This is the cry of my heart for you today. I pray along with Paul, that “Christ will make His home in your hearts as you trust in Him. Your roots will grow down into God’s love and keep you strong. And may you have the power to understand, as all God’s people should, how wide, how long, how high, and how deep His love is. May you experience the love of Christ, though it is too great to understand fully. Then you will be made complete with all the fullness of life and power that comes from God.”


Further resources that helped me know and rely on the love God has for me:

The life and ministry of Rich Mullins, especially his song “The Love of God

Anything by Brennan Manning, especially “Reflections for Ragamuffins

Beth Moore’s Beloved Disciple Bible Study or book


What is the thing in your life that makes you doubt that God loves and values you as much as He loves other people??

What is God inviting you to trust Him for?

“I Can’t Trust Anyone” {A Life Overseas}

Elizabeth is over at A Life Overseas today.


The last two months we’ve been exploring the ideas in Timothy Sanford’s book “I Have to be Perfect” (and other Parsonage Heresies). I hope this series is as healing for you as it has been for me.

So far, we’ve given ourselves permission to say “and” in The Little Word That Frees Us. Then we began to exchange our “shoulds” for “coulds” in “I’m Not Supposed to Have Needs” | Lies We Believe. If you’re new to the conversation, you might want to go back and read those first two sections.

I’m different

Before we dive into this lie, I need to clarify something. Sanford, himself an MK, says this belief has nothing to do with the legitimate “differentness” of being an MK and having a blended-culture worldview. That’s the TCK part of being an MK, and is a different discussion.

Rather, the belief that “I’m different” comes from being treated differently. It comes from living under different expectations and being required to abide by different rules. Sanford says this is not imaginary: though church members try to deny it, they often do judge PKs and MKs differently. People apply standards to them that they don’t apply to “regular” people. Likewise, we ministers and missionaries often apply standards to ourselves that we wouldn’t think of applying to non-ministry people.

We need to pause here and acknowledge the truth inside the lie: adults and children in ministry contexts do have different experiences, and those experiences can be quite exotic. More travel, more exposure to other cultures, more opportunities to attend events and meet well-known Christian leaders.

Other times our experiences are darker. We (along with our children) see the underbelly of church and missionary culture. We know all about problem people and problem finances. We know who is “against us” and at times we even know who is responsible for eliminating our positions and reducing our influence, all in the name of Christ. These are the secrets we must keep and the burdens we must bear — and that too, makes us feel different.
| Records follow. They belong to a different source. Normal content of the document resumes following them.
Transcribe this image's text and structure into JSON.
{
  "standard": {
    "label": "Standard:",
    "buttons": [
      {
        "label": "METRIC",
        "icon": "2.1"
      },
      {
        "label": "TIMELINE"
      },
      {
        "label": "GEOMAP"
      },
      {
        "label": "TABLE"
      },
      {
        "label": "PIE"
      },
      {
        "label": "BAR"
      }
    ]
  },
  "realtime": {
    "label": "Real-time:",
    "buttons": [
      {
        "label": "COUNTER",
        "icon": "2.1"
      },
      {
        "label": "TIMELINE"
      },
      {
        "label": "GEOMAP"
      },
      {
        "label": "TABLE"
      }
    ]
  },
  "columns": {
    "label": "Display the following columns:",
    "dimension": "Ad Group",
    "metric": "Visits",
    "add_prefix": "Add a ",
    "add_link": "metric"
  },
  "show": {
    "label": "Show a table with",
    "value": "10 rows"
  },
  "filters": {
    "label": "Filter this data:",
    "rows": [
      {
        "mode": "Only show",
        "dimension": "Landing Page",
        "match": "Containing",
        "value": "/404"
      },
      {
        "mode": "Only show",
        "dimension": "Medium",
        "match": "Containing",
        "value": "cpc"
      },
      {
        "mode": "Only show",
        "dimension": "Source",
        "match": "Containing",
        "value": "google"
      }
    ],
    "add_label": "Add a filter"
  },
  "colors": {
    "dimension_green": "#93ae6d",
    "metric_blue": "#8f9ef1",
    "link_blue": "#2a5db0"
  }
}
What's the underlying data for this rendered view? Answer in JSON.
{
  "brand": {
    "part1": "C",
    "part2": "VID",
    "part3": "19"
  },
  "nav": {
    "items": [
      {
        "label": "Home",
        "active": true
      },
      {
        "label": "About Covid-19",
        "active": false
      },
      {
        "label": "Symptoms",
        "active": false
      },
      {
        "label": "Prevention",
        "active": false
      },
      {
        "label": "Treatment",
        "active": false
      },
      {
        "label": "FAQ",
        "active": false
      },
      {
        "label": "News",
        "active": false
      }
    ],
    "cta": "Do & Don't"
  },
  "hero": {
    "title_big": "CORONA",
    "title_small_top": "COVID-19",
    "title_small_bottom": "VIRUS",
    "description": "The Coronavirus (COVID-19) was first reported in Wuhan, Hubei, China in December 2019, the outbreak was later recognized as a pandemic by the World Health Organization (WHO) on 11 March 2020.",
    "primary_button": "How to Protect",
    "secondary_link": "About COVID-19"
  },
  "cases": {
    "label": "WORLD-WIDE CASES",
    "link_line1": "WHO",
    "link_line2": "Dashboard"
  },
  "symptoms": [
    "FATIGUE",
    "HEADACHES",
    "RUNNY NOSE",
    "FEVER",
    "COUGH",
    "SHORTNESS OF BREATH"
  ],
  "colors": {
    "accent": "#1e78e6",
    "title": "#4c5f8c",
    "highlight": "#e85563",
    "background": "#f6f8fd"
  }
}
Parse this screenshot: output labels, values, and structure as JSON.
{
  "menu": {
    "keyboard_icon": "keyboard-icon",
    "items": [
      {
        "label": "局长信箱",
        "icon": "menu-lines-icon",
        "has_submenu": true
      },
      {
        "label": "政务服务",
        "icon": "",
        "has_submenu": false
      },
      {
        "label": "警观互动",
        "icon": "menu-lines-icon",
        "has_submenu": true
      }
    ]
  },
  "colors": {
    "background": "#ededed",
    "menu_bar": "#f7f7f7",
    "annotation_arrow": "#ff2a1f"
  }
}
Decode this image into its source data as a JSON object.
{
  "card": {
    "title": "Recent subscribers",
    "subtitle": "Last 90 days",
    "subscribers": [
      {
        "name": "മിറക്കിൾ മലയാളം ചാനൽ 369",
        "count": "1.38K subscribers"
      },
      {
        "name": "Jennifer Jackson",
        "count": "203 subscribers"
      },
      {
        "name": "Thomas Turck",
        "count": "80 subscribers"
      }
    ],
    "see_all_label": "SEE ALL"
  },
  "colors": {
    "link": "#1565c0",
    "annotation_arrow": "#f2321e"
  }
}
If we think we’re different, however, we may keep ourselves from pursuing deep relationships. We may push people away and close our hearts to them. We may become lonely and even depressed. Alternatively, we may slide from believing we’re “different” into believing we’re “better.” We may like our positions of influence and authority: they boost our ego and pad our sense of pride. Although it’s uncomfortable to admit sometimes, we are a tribe who likes to set ourselves not merely apart, but also aboveNeither of these reactions is right or healthy.

Click here to finish reading and join the conversation.